The market for business lending remains soft, with bankers generally characterizing the demand for new commercial and industrial loans as steady or slowly improving. Commercial real estate lending is particularly weak. Interest rates moved by only a few basis points. On the consumer side, conventional loan demand is weak. Those seeing an uptick attributed it mainly to consumers looking for home equity loans and competitive pricing. Most of our contacts said that the demand for residential mortgage refinancing is very strong, while new-purchase mortgage originations continue at a slow pace. Core deposits held steady or increased at almost all banks, with much of the growth occurring in transaction accounts. Reports on credit quality were mixed, while delinquency rates declined somewhat. Employment rolls and wages showed little change.

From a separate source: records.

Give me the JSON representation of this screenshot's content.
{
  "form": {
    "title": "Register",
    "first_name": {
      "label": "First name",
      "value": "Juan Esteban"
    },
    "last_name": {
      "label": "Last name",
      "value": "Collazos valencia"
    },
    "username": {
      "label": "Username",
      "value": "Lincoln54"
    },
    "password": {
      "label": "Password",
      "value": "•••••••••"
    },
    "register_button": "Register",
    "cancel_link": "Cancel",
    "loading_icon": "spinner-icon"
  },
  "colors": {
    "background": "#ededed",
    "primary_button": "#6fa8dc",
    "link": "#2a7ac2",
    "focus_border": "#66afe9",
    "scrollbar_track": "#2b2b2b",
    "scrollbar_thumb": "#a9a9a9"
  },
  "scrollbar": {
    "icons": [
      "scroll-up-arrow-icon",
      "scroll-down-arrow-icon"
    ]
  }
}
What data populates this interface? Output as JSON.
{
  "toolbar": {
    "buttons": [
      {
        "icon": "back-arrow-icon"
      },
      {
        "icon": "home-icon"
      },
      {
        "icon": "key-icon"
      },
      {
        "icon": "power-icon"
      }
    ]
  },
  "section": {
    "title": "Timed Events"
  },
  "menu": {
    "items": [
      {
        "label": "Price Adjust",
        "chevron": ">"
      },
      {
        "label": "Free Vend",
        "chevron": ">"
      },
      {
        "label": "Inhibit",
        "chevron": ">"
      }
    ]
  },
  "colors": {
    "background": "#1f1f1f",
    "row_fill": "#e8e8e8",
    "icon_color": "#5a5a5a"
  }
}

Reports indicate steady to moderate increases in oil and natural gas output during the past six weeks, with output expected to remain at current levels in the near term. A big push is on to lease large tracts of farmland in eastern Ohio counties for the Marcellus Shale play. Farmers are being offered well-above average market rates for drilling rights. Spot prices for oil and natural gas are flat or down slightly. Coal production has been stable since our last report, with little change expected. Although summer cooling demand grew significantly from year-ago levels, resulting in stockpiles being drawn-down to normal levels, utilities have not increased their coal purchases. Metallurgical coal shipments to Brazil and Asia were characterized as very strong. Prices for coal were mixed but are tending to the up side. Credit availability is affecting capital spending: A coal producer canceled a machinery purchase because he could not obtain financing, while an energy company is expanding drilling operations due to a successful refinancing. Staffing levels are steady, and little hiring is expected in the near future.
Freight transport executives reported continuing favorable volume trends, though the rate of growth seen in the past few months is slowing. Expectations call for current volume to be sustained in the near term. Two executives noted that they have been able to successfully negotiate rate increases, resulting in some improvement to their bottom lines. Several of our contacts reported that quoted prices for tractors and trailers have risen substantially, due mainly to complying with new environmental standards. However, these price increases may push back time tables for purchasing replacement equipment until sometime in 2011. Otherwise, only modest price increases were noted for materials and services used by freight haulers. Current hiring is for replacement only, not adding capacity.